HCM CITY — HCM City retail businesses are working hard with suppliers and distributors to limit increases in the prices of foodstuffs and consumer goods.
Trần Lâm Hồng, deputy general director of the Saigon Union of Trade Cooperatives (Saigon Co.op), said since before the Lunar New Year – at the end of January – some suppliers of consumer products and foodstuffs had been seeking an increase in prices, but Saigon Co.op supermarket chains negotiated and found ways to keep prices unchanged.
However, with petrol prices increasing to their highest ever levels, leading to a sharp increase in production and transportation costs, manufacturers and distributors would suffer heavy losses without increasing prices, he said.
A spokesperson for The Saigon Trading Group (SATRA) said his company was negotiating with suppliers to keep prices steady, but they would fluctuate slightly, with vegetable and fruit prices increasing by 3-5 per cent.
Retailers are worried since demand has fallen sharply due to COVID-19 as people tighten spending, and any hike in prices would cause sales to plummet further.
SATRA said since the Lunar New Year sales had fallen by 5-7 per cent year-on-year.
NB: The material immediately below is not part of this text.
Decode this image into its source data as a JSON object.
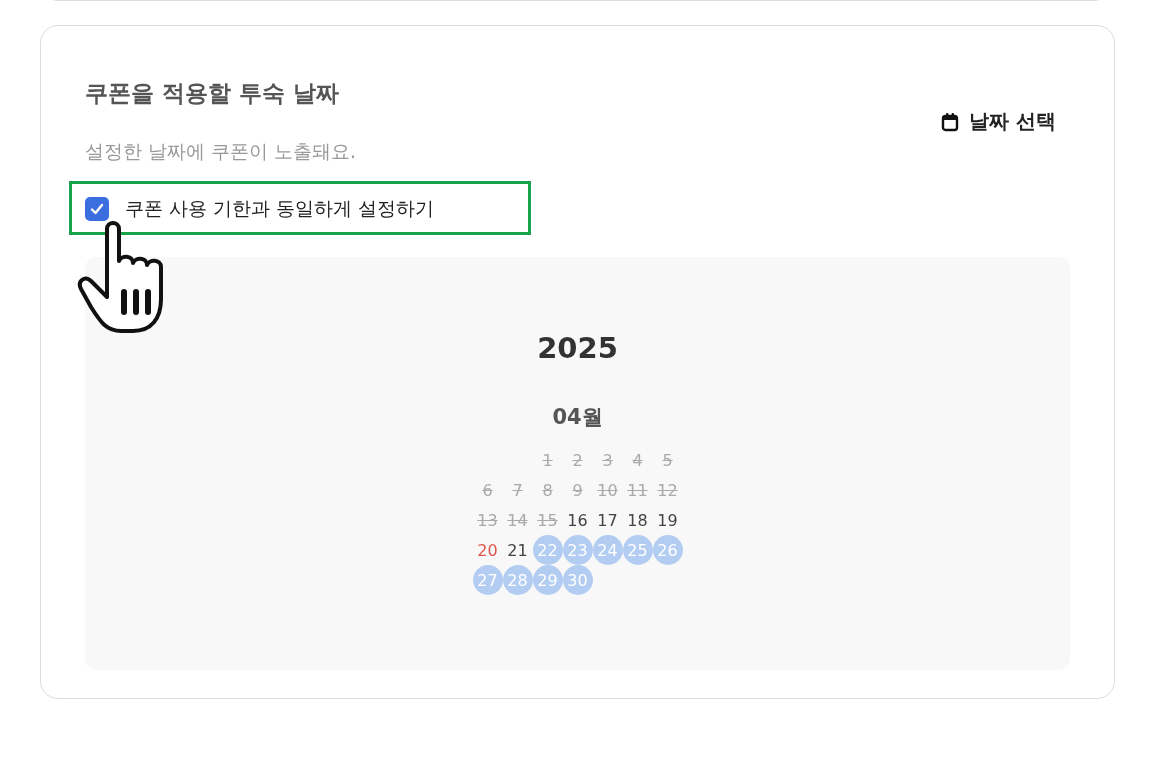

In the face of unfavourable market conditions, Satra wants manufacturers to work together to keep prices steady.
Nguyễn Đăng Phú, deputy general director of Vissan Co Ltd, said to keep prices steady his company had stocked up on raw materials needed for the next three to five months and was negotiating with raw materials and packaging suppliers to keep prices unchanged for another two or three months though they want 5-7 per cent hikes.
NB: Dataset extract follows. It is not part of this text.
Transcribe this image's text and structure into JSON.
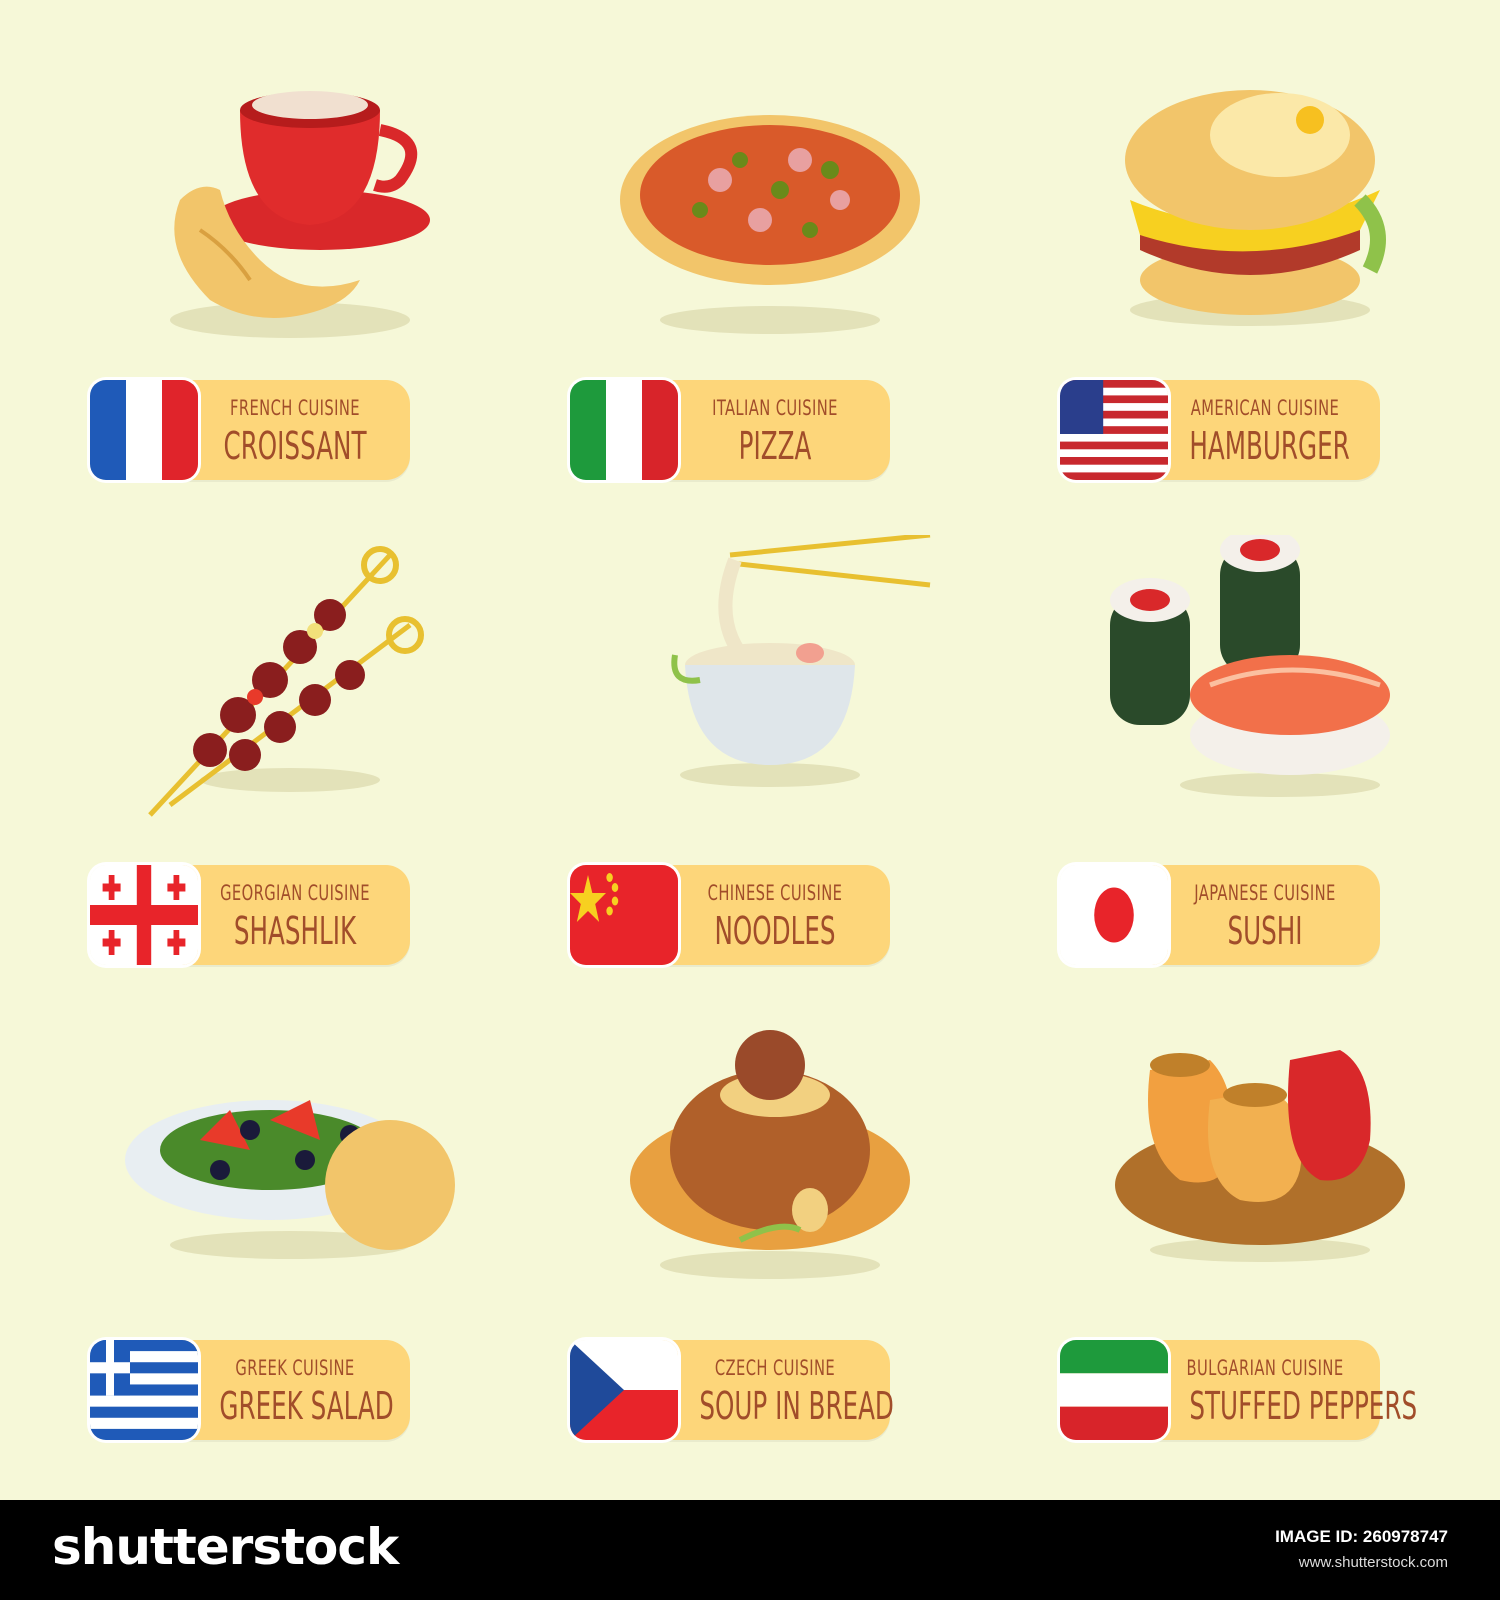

Processed foods can struggle to maintain prices, but for fresh foods such as pork and seafood, it is difficult to continue to keep prices after fuel prices have climbed to record levels and are expected to increase further.
Nguyễn Trọng Trí, deputy sales director of the CP Livestock Joint Stock Company, said the pork consumption in HCM City had decreased by 30-40 per cent since many schools were still not open due to the epidemic. — VNS